As the Broncos’ 2022 regular season commences today, MarsLineman has a very good post up on sister site Biomechanical Review analyzing Randy Gregory, and here is the ultimate conclusion:
For a team like Denver, which is likely now entering a championship window, Gregory can offer some meaningful playmaking– both in run defense and as a rusher– as long as he is utilized correctly (not as an every down player), and kept healthy. And a deep roster of edges/ pass rushers behind him is a necessity. Thankfully Denver seems to have taken these factors into consideration when building significant depth at OLB.
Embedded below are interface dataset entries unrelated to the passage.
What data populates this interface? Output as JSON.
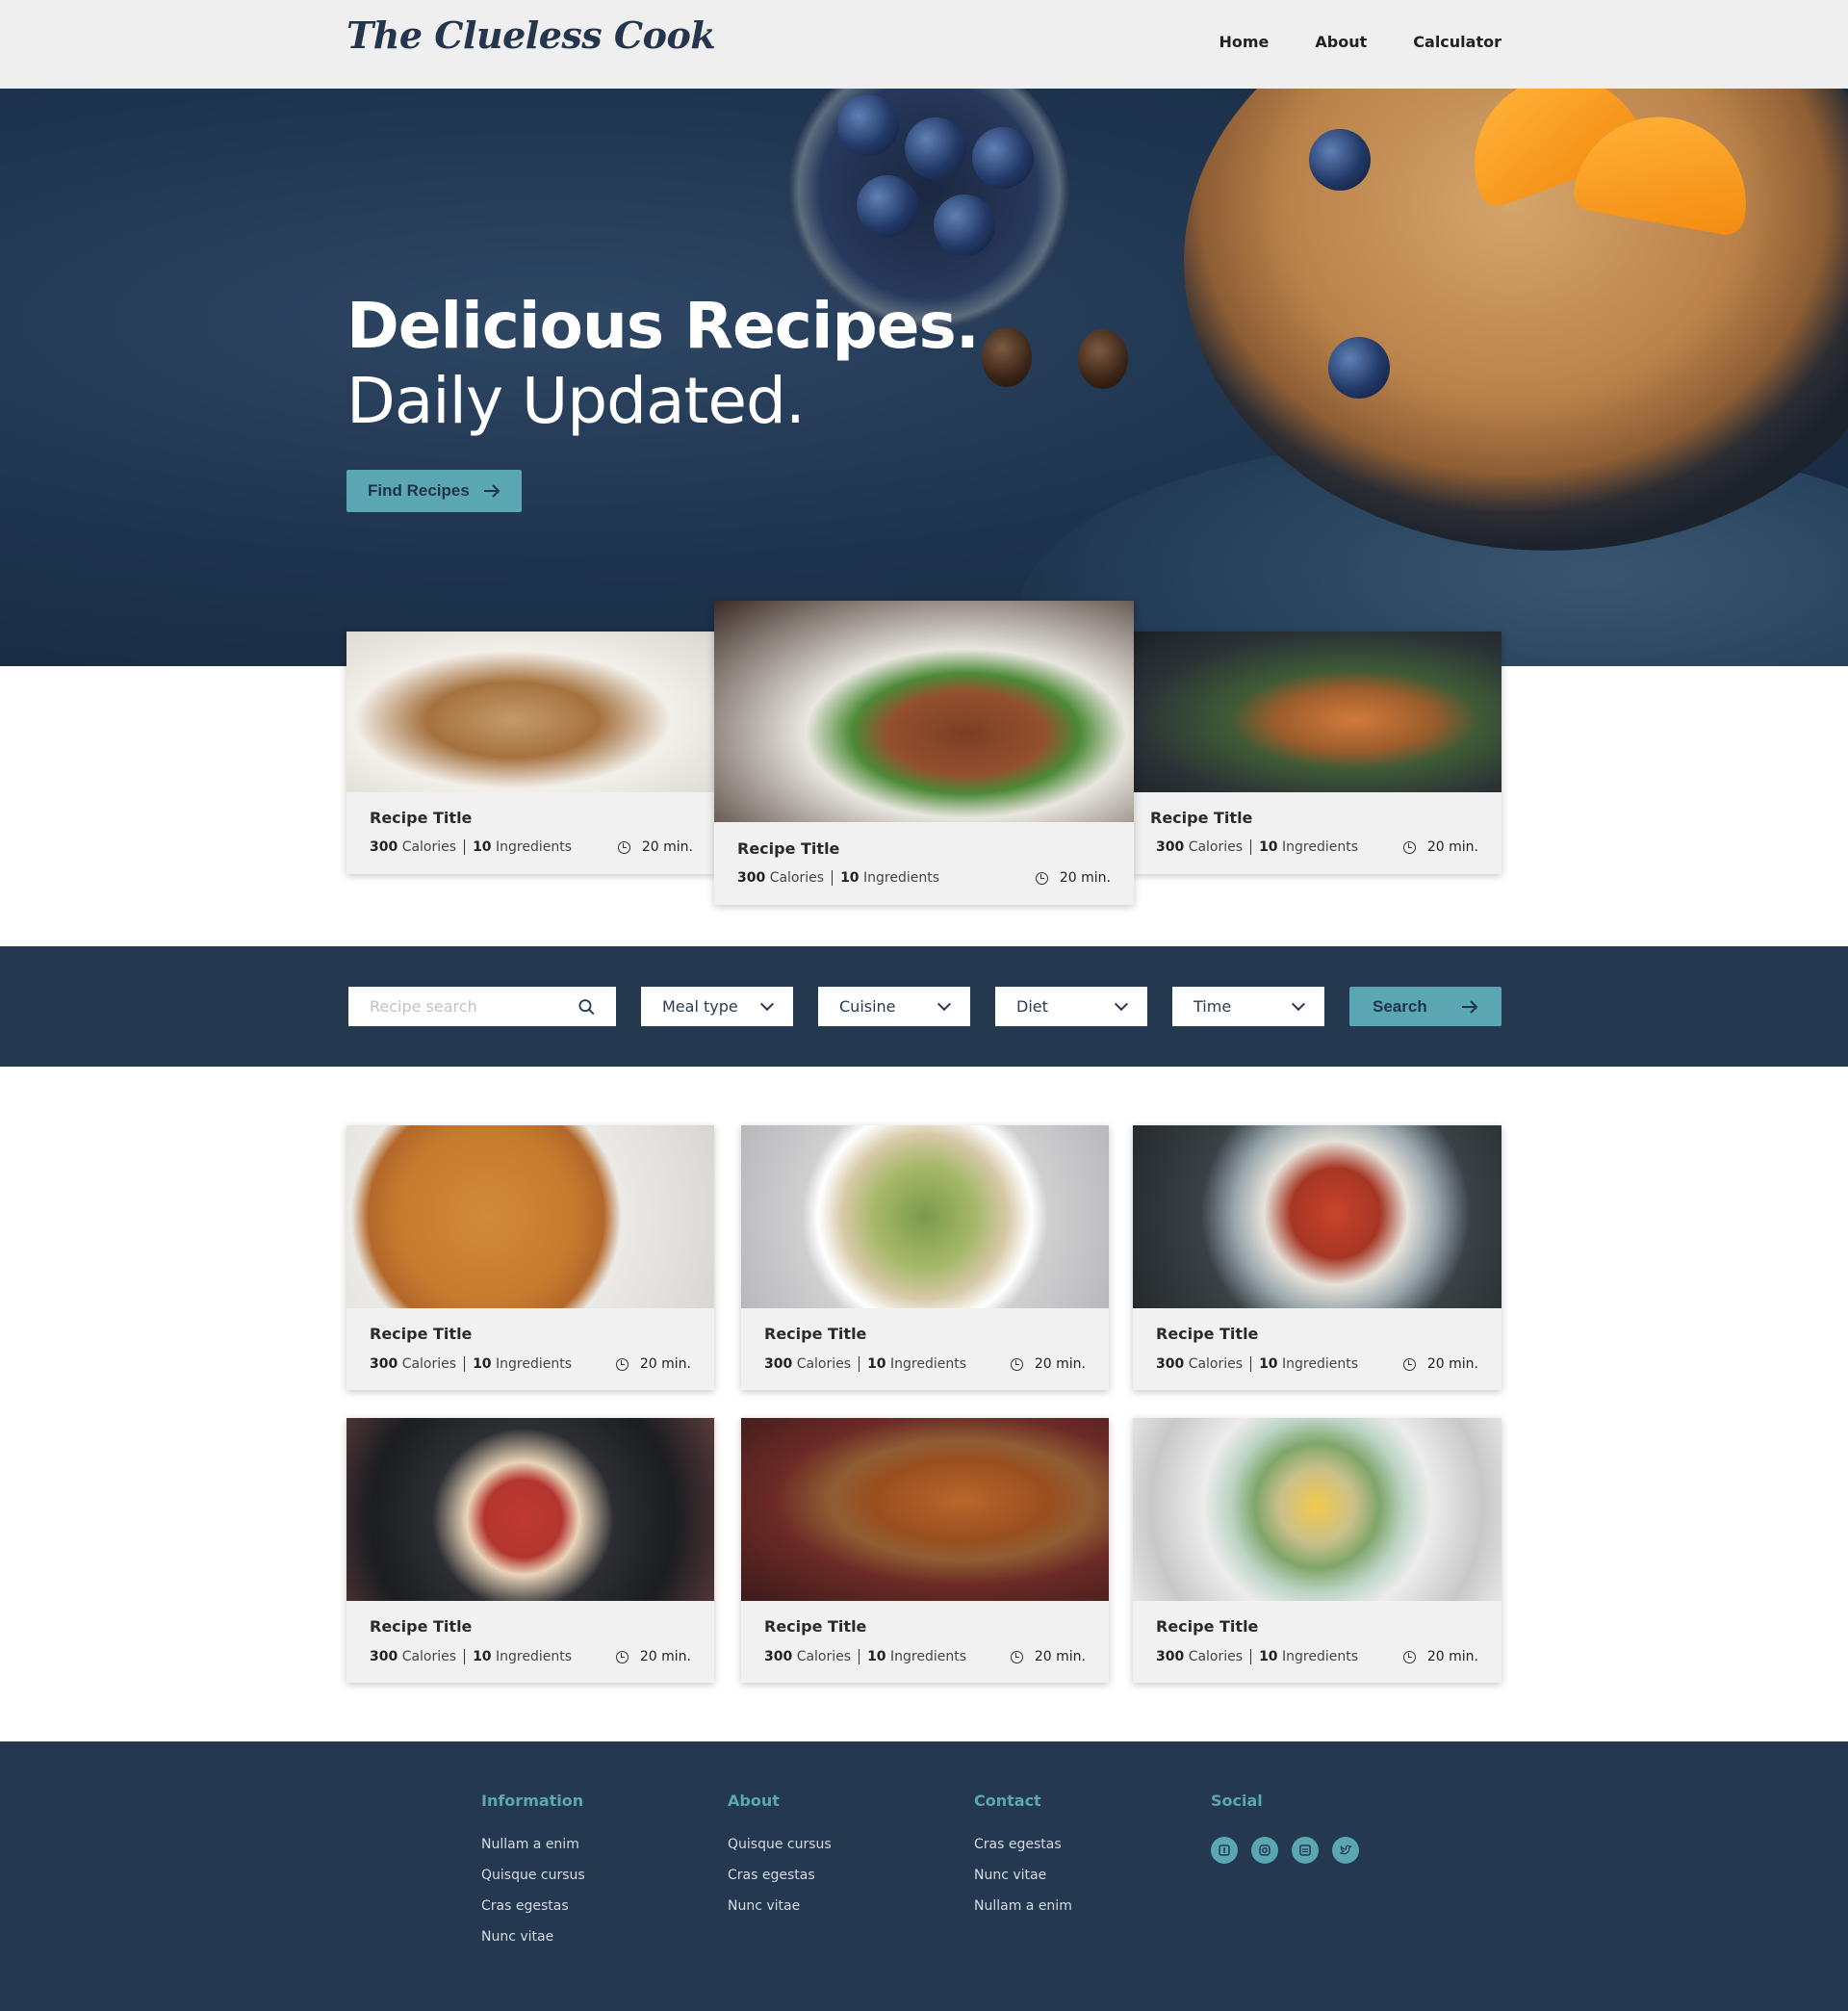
{
  "brand": {
    "logo": "The Clueless Cook"
  },
  "nav": {
    "items": [
      "Home",
      "About",
      "Calculator"
    ]
  },
  "hero": {
    "title": "Delicious Recipes.",
    "subtitle": "Daily Updated.",
    "cta_label": "Find Recipes",
    "cta_icon": "arrow-right-icon"
  },
  "featured": [
    {
      "title": "Recipe Title",
      "calories": "300",
      "calories_unit": "Calories",
      "ingredients": "10",
      "ingredients_unit": "Ingredients",
      "time": "20 min."
    },
    {
      "title": "Recipe Title",
      "calories": "300",
      "calories_unit": "Calories",
      "ingredients": "10",
      "ingredients_unit": "Ingredients",
      "time": "20 min."
    },
    {
      "title": "Recipe Title",
      "calories": "300",
      "calories_unit": "Calories",
      "ingredients": "10",
      "ingredients_unit": "Ingredients",
      "time": "20 min."
    }
  ],
  "search": {
    "placeholder": "Recipe search",
    "filters": [
      "Meal type",
      "Cuisine",
      "Diet",
      "Time"
    ],
    "button_label": "Search"
  },
  "recipes": [
    {
      "title": "Recipe Title",
      "calories": "300",
      "calories_unit": "Calories",
      "ingredients": "10",
      "ingredients_unit": "Ingredients",
      "time": "20 min."
    },
    {
      "title": "Recipe Title",
      "calories": "300",
      "calories_unit": "Calories",
      "ingredients": "10",
      "ingredients_unit": "Ingredients",
      "time": "20 min."
    },
    {
      "title": "Recipe Title",
      "calories": "300",
      "calories_unit": "Calories",
      "ingredients": "10",
      "ingredients_unit": "Ingredients",
      "time": "20 min."
    },
    {
      "title": "Recipe Title",
      "calories": "300",
      "calories_unit": "Calories",
      "ingredients": "10",
      "ingredients_unit": "Ingredients",
      "time": "20 min."
    },
    {
      "title": "Recipe Title",
      "calories": "300",
      "calories_unit": "Calories",
      "ingredients": "10",
      "ingredients_unit": "Ingredients",
      "time": "20 min."
    },
    {
      "title": "Recipe Title",
      "calories": "300",
      "calories_unit": "Calories",
      "ingredients": "10",
      "ingredients_unit": "Ingredients",
      "time": "20 min."
    }
  ],
  "footer": {
    "information": {
      "heading": "Information",
      "links": [
        "Nullam a enim",
        "Quisque cursus",
        "Cras egestas",
        "Nunc vitae"
      ]
    },
    "about": {
      "heading": "About",
      "links": [
        "Quisque cursus",
        "Cras egestas",
        "Nunc vitae"
      ]
    },
    "contact": {
      "heading": "Contact",
      "links": [
        "Cras egestas",
        "Nunc vitae",
        "Nullam a enim"
      ]
    },
    "social": {
      "heading": "Social",
      "icons": [
        "facebook-icon",
        "instagram-icon",
        "message-icon",
        "twitter-icon"
      ]
    }
  },
  "colors": {
    "accent": "#5aa7b3",
    "navy": "#24384f",
    "nav_bg": "#efefef"
  }
}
However, long term expectations should be kept in check. Gregory will be turning 30 this upcoming season, and it’s possible, perhaps probable, that a steep decline in effectiveness is lurking around the corner. Once Gregory starts to enter his 30s, his reliance on sacral area borrowing may significantly limit his effectiveness– once his burst starts to fail, he will be unable to win his matchups with the same combination of raw effort/ strength. Hopefully Gregory can contribute meaningfully in the short term, while managing and maximizing a shrinking pool of ‘burst’ over the longer term.
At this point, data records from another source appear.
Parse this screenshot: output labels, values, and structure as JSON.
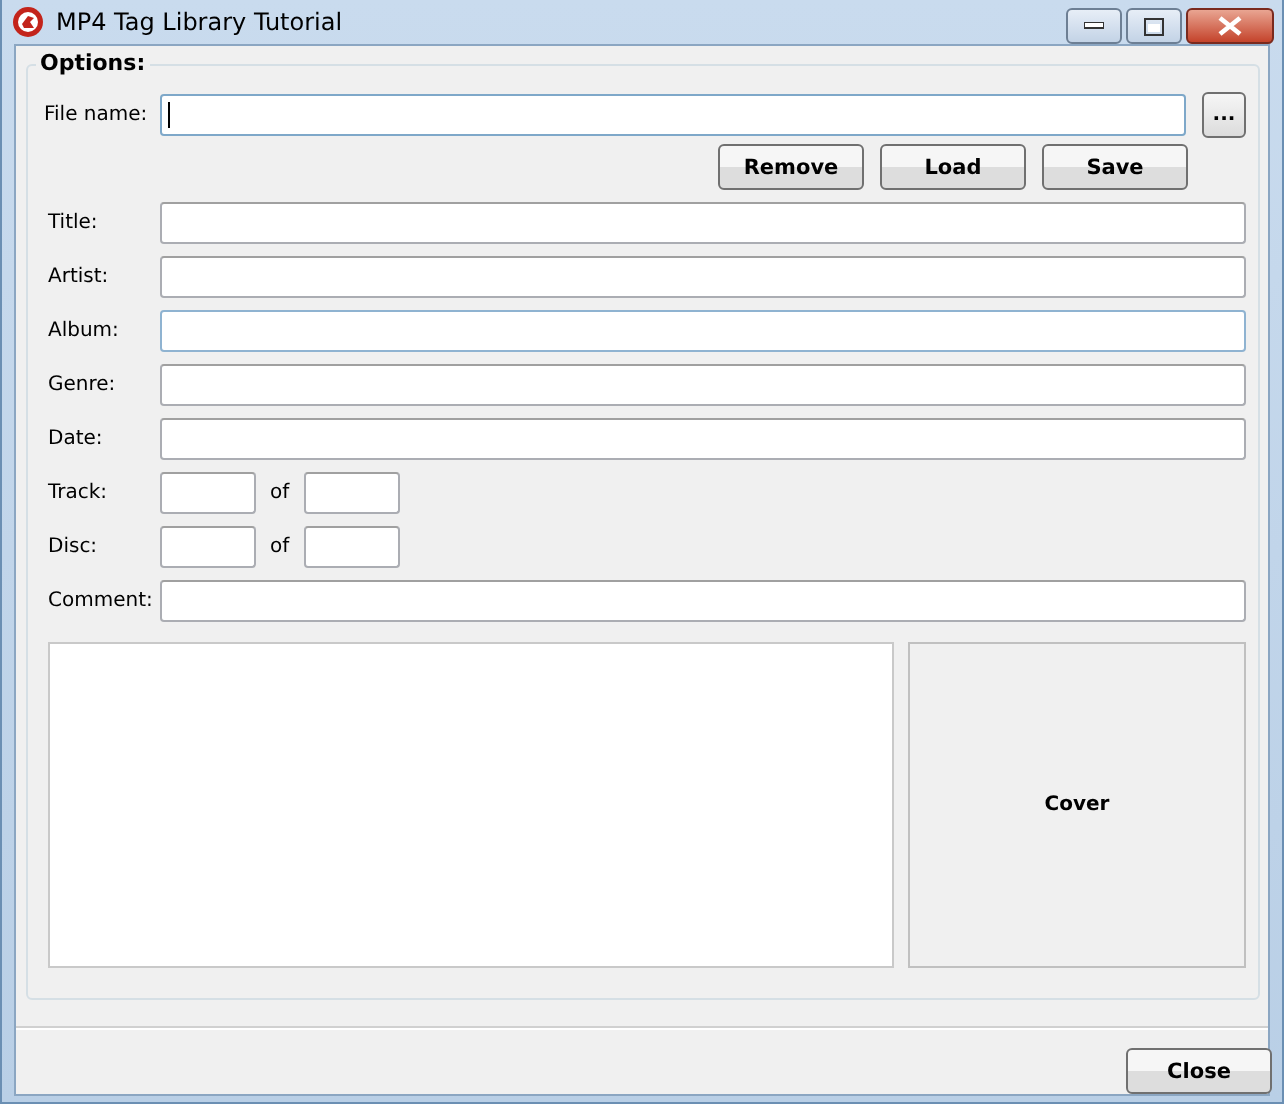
{
  "window": {
    "title": "MP4 Tag Library Tutorial"
  },
  "group": {
    "title": "Options:"
  },
  "file": {
    "label": "File name:",
    "focused": true,
    "browse": "..."
  },
  "actions": [
    "Remove",
    "Load",
    "Save"
  ],
  "fields": [
    {
      "kind": "text",
      "label": "Title:",
      "hovered": false
    },
    {
      "kind": "text",
      "label": "Artist:",
      "hovered": false
    },
    {
      "kind": "text",
      "label": "Album:",
      "hovered": true
    },
    {
      "kind": "text",
      "label": "Genre:",
      "hovered": false
    },
    {
      "kind": "text",
      "label": "Date:",
      "hovered": false
    },
    {
      "kind": "pair",
      "label": "Track:",
      "of": "of",
      "hovered": false
    },
    {
      "kind": "pair",
      "label": "Disc:",
      "of": "of",
      "hovered": false
    },
    {
      "kind": "text",
      "label": "Comment:",
      "hovered": false
    }
  ],
  "cover": {
    "label": "Cover"
  },
  "close_button": "Close"
}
I’d like to briefly add a few contractual observations that support the findings here, and suggest that the Broncos may be in concurrence with the idea that Gregory’s five year contract on paper may in practice be much shorter.
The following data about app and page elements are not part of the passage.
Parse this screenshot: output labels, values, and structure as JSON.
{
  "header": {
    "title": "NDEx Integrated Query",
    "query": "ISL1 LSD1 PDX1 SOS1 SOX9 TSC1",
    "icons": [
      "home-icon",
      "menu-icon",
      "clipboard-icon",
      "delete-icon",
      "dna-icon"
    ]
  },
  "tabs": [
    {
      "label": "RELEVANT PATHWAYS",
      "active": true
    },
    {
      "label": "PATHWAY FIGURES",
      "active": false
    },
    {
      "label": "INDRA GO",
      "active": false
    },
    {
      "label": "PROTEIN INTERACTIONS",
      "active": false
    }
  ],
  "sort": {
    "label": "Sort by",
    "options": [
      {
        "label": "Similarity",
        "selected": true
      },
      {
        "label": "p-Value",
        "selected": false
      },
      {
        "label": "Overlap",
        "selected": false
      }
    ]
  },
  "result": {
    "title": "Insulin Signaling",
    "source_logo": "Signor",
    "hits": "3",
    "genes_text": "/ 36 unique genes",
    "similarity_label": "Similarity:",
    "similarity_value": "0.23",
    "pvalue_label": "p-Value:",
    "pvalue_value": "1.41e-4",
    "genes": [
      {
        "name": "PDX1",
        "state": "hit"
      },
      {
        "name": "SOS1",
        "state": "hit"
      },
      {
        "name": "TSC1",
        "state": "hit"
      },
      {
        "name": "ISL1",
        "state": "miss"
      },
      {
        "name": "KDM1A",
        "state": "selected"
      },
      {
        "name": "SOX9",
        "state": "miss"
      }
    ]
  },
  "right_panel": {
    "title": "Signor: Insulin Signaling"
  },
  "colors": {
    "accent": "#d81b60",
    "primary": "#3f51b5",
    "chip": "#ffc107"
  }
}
First, as Mars says, building a very deep edge rusher stable was necessary to go along with Gregory, not just long term but also short term. The Broncos did this so well that they were able to trade one of their edge rushers (Malik Reed) and still have very young talent in Baron Browning and Jonathon Cooper (second seasons) and Nik Bonitto (rookie) on the active roster, as well as fellow rookie Christopher Allen taking a redshirt season on injured reserve. The hope, of course, is that at least one of these four players will emerge not only to keep Gregory’s snap counts reasonable, but also as a potential future starter.
Second, Gregory’s contract is designed to only be a two year commitment at the minimum. Should Gregory’s play significantly decline as Gregory enters his 30s as projected, it will be very reasonable for the Broncos to move on. By 2024, those four young edge rushers will be close to the ends of their contracts, and if any deserve a higher level veteran extension, funding for them may have to be transferred from what’s set aside for Gregory.
And third, Bradley Chubb will be due for his own contract extension after this season is over. Should he bounce back to the top level of play that is expected, his new contract will cost much more than Gregory’s. Having both Chubb and Gregory on high end EDGE contracts in 2023 can likely be practical and sustainable, but from 2024 onward that practicality becomes much more questionable.